We are all familiar with the infamous Petya ransomware that has caused havoc with its attacks on popular organizations across in several countries, including Russia, Ukraine, France, India and the United States.

As per statistics, the Petya ransomware attacks have caused economy loss of several million dollars, loss of confidential business information, loss of personally identifiable information of several clients, and disruption of business operations. Once a system is infected, the malware wipes out data stored in it without any intentions of restoring sensitive data.

Thus, even if victims pay the demanded ransom and get the decryption keys, there’s no way of getting their data back.

Security researchers were able to contain the infection of the Petya ransomware by suspending the email address set up by the hackers behind the malware to communicate with the victims. Other infected countries include Spain, China, Brazil, Chile, Argentina, Turkey and South Korea.

The Petya malware worked by infecting systems and demanding a ransom of $300 to get encrypted files back. The ransomware was known to scan local networks to detect EternalBlue SMB exploit and infect systems using the WMIC and PSEXEC tools. Several victims are also known to have paid ransom to get their files back.

Talos Intelligence has conducted an analysis on this ransomware and found that the Petya virus is designed by an Ukrainian firm MeDoc. Even though MeDoc has denied these allegations, informing that they have nothing to do with the ransomware, other security researchers including Microsoft agreed with Talos on the involvement of MeDoc in the ransomware attacks.

However, new analysis conducted by security researchers proved that the ransomware is in fact a wiper malware.
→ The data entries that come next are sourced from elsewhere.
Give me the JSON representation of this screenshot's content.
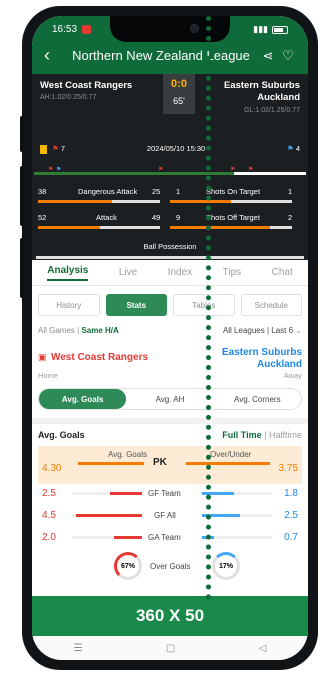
{
  "status": {
    "time": "16:53",
    "signal": "ऽil",
    "wifi": "≈"
  },
  "header": {
    "title": "Northern New Zealand League"
  },
  "match": {
    "home": "West Coast Rangers",
    "away_line1": "Eastern Suburbs",
    "away_line2": "Auckland",
    "home_odds": "AH:1.02/0.25/0.77",
    "away_odds": "GL:1.02/1.25/0.77",
    "score": "0:0",
    "minute": "65'",
    "datetime": "2024/05/10 15:30",
    "home_cards": "7",
    "away_cards": "4",
    "stats": [
      {
        "home": "38",
        "label": "Dangerous Attack",
        "away": "25"
      },
      {
        "home": "52",
        "label": "Attack",
        "away": "49"
      }
    ],
    "stats_right": [
      {
        "home": "1",
        "label": "Shots On Target",
        "away": "1"
      },
      {
        "home": "9",
        "label": "Shots Off Target",
        "away": "2"
      }
    ],
    "possession_label": "Ball Possession"
  },
  "tabs": [
    "Analysis",
    "Live",
    "Index",
    "Tips",
    "Chat"
  ],
  "subtabs": [
    "History",
    "Stats",
    "Tables",
    "Schedule"
  ],
  "filter": {
    "all": "All Games",
    "sep": "|",
    "same": "Same H/A",
    "right": "All Leagues | Last 6"
  },
  "teams2": {
    "home": "West Coast Rangers",
    "away_line1": "Eastern Suburbs",
    "away_line2": "Auckland",
    "home_tag": "Home",
    "away_tag": "Away"
  },
  "segment": [
    "Avg. Goals",
    "Avg. AH",
    "Avg. Corners"
  ],
  "avg": {
    "title": "Avg. Goals",
    "full_time": "Full Time",
    "half_time": "Halftime",
    "pk_left_label": "Avg. Goals",
    "pk_right_label": "Over/Under",
    "pk": "PK",
    "pk_left": "4.30",
    "pk_right": "3.75",
    "rows": [
      {
        "label": "GF Team",
        "left": "2.5",
        "right": "1.8"
      },
      {
        "label": "GF All",
        "left": "4.5",
        "right": "2.5"
      },
      {
        "label": "GA Team",
        "left": "2.0",
        "right": "0.7"
      }
    ],
    "over_left": "67%",
    "over_label": "Over Goals",
    "over_right": "17%"
  },
  "ad": {
    "text": "360 X 50"
  },
  "nav": {
    "menu": "☰",
    "home": "▢",
    "back": "◁"
  }
}
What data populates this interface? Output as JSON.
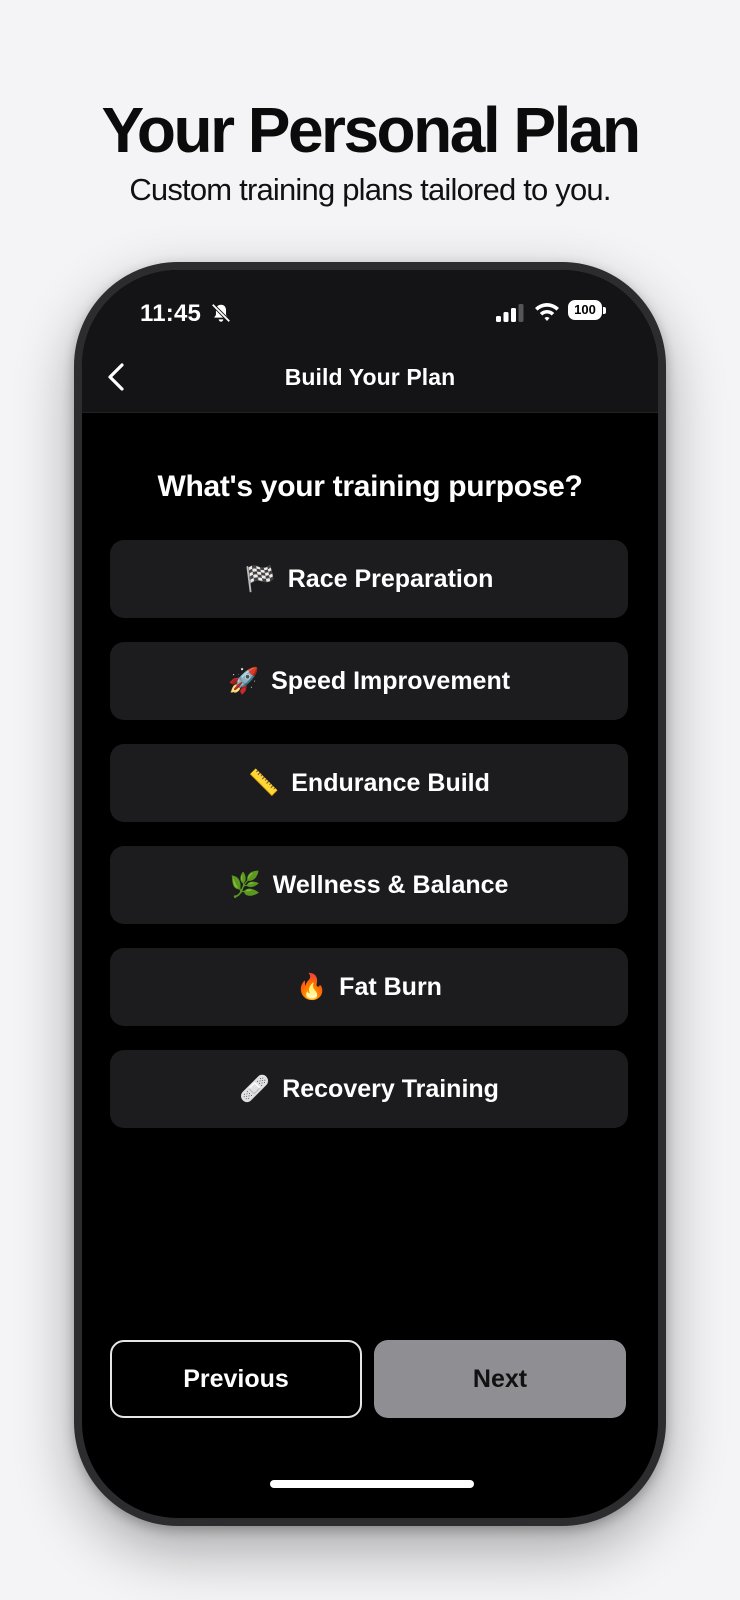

It was just designed to look like a ransomware in order to trick victims. The real attacks have been disguised to divert the attention of the media from the petya virus outbreak to the ransomware attacks.

Details gathered from the analysis show that unlike traditional ransomware, the Petya ransomware does not encrypt files on a targeted system one by one. After infecting a system, the malware reboots victims computers and encrypts the hard drive's master file table (MFT). Thus, the Petya malware renders the master boot record (MBR) inoperable. This steals system information such as file names, sizes, and location on the physical disk, and restricts users’ access to the full system. When they can’t gain access to the system information, users believe that they have been victim of the Petya ransomware attack.

Not just that, the Petya ransomware also copies the encrypted MBR and replaces it its own malicious code. The malicious code is responsible for displaying a ransom note on the infected system, stopping the computer from rebooting itself. All of this indicates that the malicious virus is indeed a wiper malware.

Cyware Publisher